WHAT IS EXPECTED
Your task is to copy each line of the records that includes the string "Vance".

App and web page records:
━━━━━━━━━━

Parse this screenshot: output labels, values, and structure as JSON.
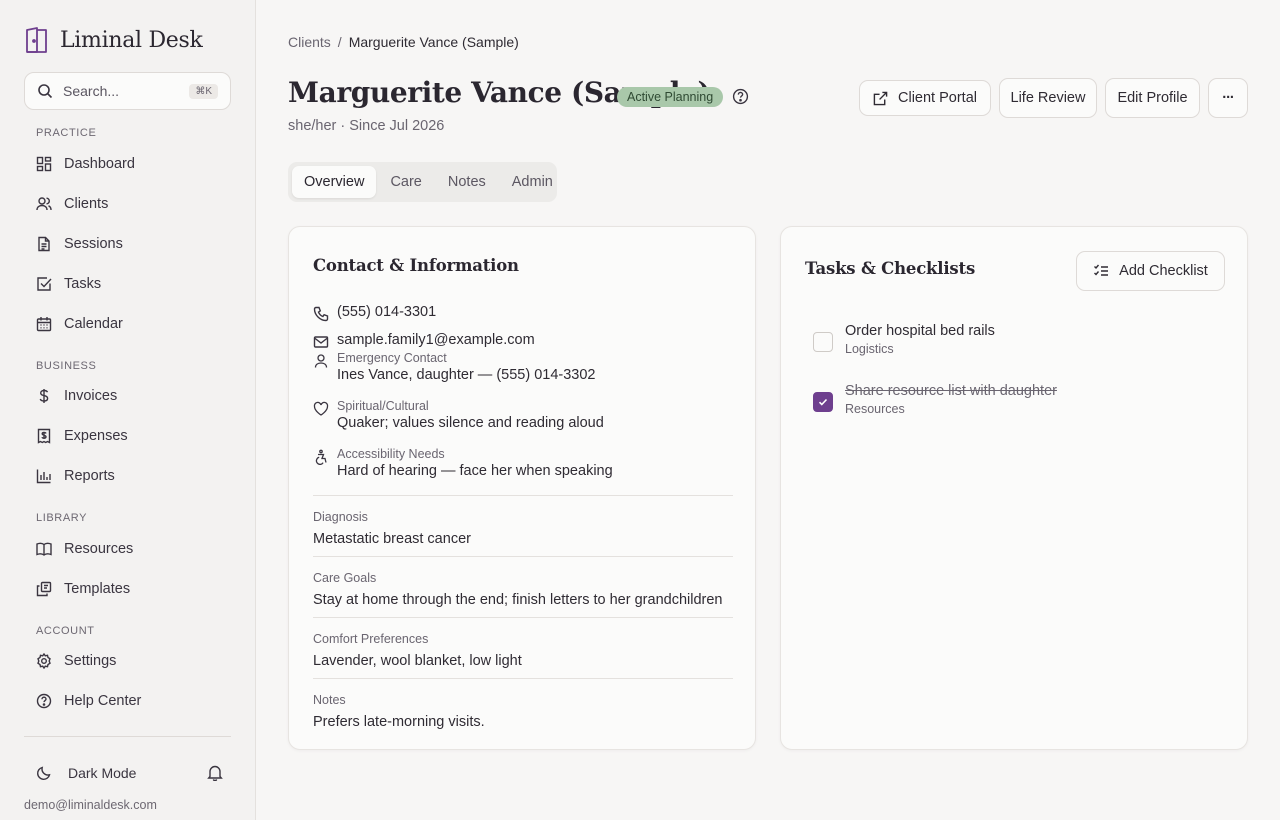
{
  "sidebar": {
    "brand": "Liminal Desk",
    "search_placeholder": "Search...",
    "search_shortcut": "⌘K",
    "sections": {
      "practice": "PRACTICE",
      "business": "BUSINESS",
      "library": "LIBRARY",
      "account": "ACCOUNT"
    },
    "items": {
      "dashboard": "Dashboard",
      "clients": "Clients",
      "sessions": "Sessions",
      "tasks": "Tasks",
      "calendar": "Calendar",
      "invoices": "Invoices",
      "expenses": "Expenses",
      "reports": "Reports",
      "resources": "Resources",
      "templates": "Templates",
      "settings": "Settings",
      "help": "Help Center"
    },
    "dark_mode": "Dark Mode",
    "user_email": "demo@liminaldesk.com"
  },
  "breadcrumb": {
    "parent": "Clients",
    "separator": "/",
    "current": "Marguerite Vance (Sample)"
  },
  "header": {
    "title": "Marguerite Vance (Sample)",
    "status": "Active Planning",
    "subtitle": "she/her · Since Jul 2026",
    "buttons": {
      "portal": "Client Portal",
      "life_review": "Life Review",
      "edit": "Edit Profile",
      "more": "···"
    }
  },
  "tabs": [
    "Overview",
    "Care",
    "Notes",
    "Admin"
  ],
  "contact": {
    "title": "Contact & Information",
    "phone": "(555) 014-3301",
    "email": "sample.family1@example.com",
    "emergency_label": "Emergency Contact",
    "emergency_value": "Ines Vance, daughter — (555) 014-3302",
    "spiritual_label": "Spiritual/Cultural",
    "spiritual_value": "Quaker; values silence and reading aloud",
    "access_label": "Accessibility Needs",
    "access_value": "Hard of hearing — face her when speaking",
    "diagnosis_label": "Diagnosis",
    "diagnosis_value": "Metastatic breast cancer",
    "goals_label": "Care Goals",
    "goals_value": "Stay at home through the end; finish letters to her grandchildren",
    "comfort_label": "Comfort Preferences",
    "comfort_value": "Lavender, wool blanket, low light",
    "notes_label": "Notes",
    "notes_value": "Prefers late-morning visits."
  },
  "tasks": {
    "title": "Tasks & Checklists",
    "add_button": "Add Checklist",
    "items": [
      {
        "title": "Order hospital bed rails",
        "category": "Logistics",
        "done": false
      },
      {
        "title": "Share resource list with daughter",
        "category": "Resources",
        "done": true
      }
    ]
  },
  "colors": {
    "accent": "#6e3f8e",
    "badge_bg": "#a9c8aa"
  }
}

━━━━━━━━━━

OUTPUT OF THE EXERCISE
    "current": "Marguerite Vance (Sample)"
    "title": "Marguerite Vance (Sample)",
    "emergency_value": "Ines Vance, daughter — (555) 014-3302",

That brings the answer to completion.